Mensching: Health of Tigers' system can't be ignored

Kurt Mensching
Special to The Detroit News

Late January and early February is the "silly season" of baseball's yearly calendar — and there's nothing sillier this time of year than all the attention given to prospect rankings and farm systems. But to disregard the message that prospect rankings is trying to tell us would be silly, too.

In Detroit, this has become a yearly flogging by the professional baseball equivalent of football or basketball recruiting websites. If the systems were similar, you get the feeling that the Tigers are short on four- and five-star prospects, and quite possibly aren't all that much better than the two- and three-star variety. Which is to say, doom is in the air.

ESPN's Keith Law declared the Tigers' farm system the worst among the 30 clubs. Derek Hill, a center-field prospect drafted last summer, earned the only spot among ESPN's top 100 list, at No. 85.

In MLB.com's 2015 top 100 prospects to watch, rightfielder Steven Moya was tabbed as the only Tigers prospect worth watching, sneaking in just under the wire at No. 100.

All of this would seem to bode poorly for the future of a top-heavy organization weighed down by a small number of players over the age of 30 already accounting for more than $100 million in payroll each year through 2017, and more than $90 million owed in 2018. This includes the annual money being sent to the Rangers for taking Prince Fielder off the team's hands.

And yet, we've heard this tale before. We've listened as figures in the national media have predicted the beginning of the end for Detroit — a prediction that came before the Tigers ran off four consecutive division titles, three ALCS appearances and one AL pennant.

Why should we believe this time will be any different?

Tigers president and general manager Dave Dombrowski doesn't, telling The News a little more than two weeks ago: "(Law) can say whatever he would like, but I remember after 2006 people said we wouldn't win anytime soon, and people have talked about that after other years that we wouldn't be good for years to come."

He has a point, to a certain degree. Picking top prospects is an inexact science, much like with voting for baseball's postseason awards. You hope that a number of different systems and philosophies are able to come together as a whole, to tell you something more than any one individual's opinion.

Many are concerned more with ceilings than floors, and Detroit doesn't always have those sorts of high-ceiling players.

Even when the Tigers do, they don't always turn into star players.

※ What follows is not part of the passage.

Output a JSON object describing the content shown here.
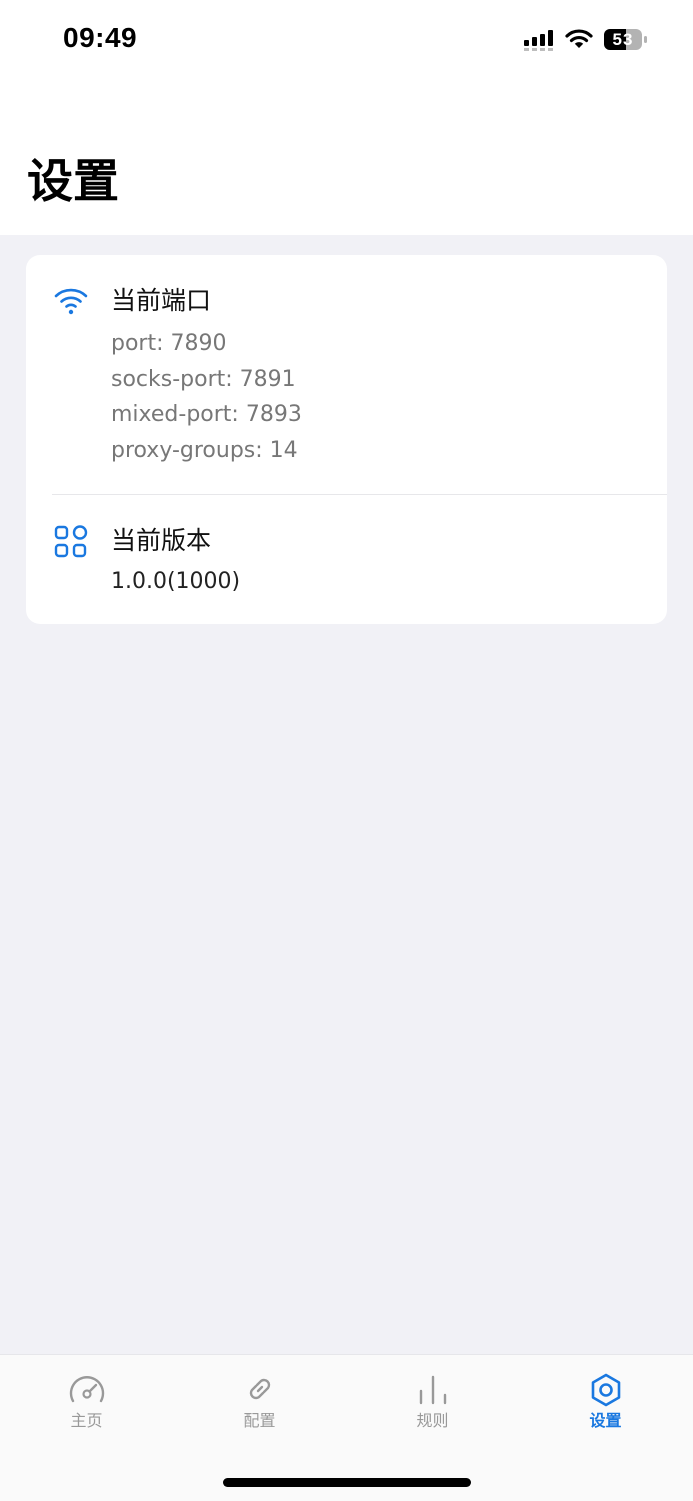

Take Cameron Maybin, for example. Some would (wrongfully) label him as a bust for never living up to the hype of being a perennial top-10 prospect early in his career. But for any player to overcome the odds and make a debut at 20 years old, as well as play on a major league roster every year since, is at least noteworthy.

You could go on to list any number of high-profile prospects here. Detroit didn't hang on to most of them, yet seldom can you look back and call exchanging these players a "loss."

The Tigers, for being perennial losers in prospect rankings, seldom seem to find themselves in big trouble. What they lack in blue chippers they make up for in blue collars, players who never may reach great heights but who fill in admirably around the superstars.

Although you might be tempted to call that the Tigers' philosophy, it's doubtful it is. No organization truly sets out to avoid the best young players. Detroit finds itself in the position it does because as a successful team, it doesn't generally have great draft positioning, and as a team trying to win every year, what players it does have tend to get moved to other organizations to maintain momentum.

There is, of course, a downside to all of this. The Tigers' depth is always an issue, as it is again this year. And at some point, the money might reach the limit of its ability to put a good team on the field without a few talented low-cost starters filling out the ranks.

A smart front office has managed to outrun these issues so far, but the pack in the AL Central Division is catching up. As a result of their trading and spending ways, the Tigers have less room to maneuver to counter it.

Paying too much attention to prospect rankings would indeed be silly. But with spring training about to begin, it would be beneficial to the Tigers' long-term health if a few thus-far unknowns step forward in the coming year.

Kurt Mensching is the editor of Bless You Boys, a Tigers blog (www.blessyouboys.com). He can be reached at bybtigers@gmail.com.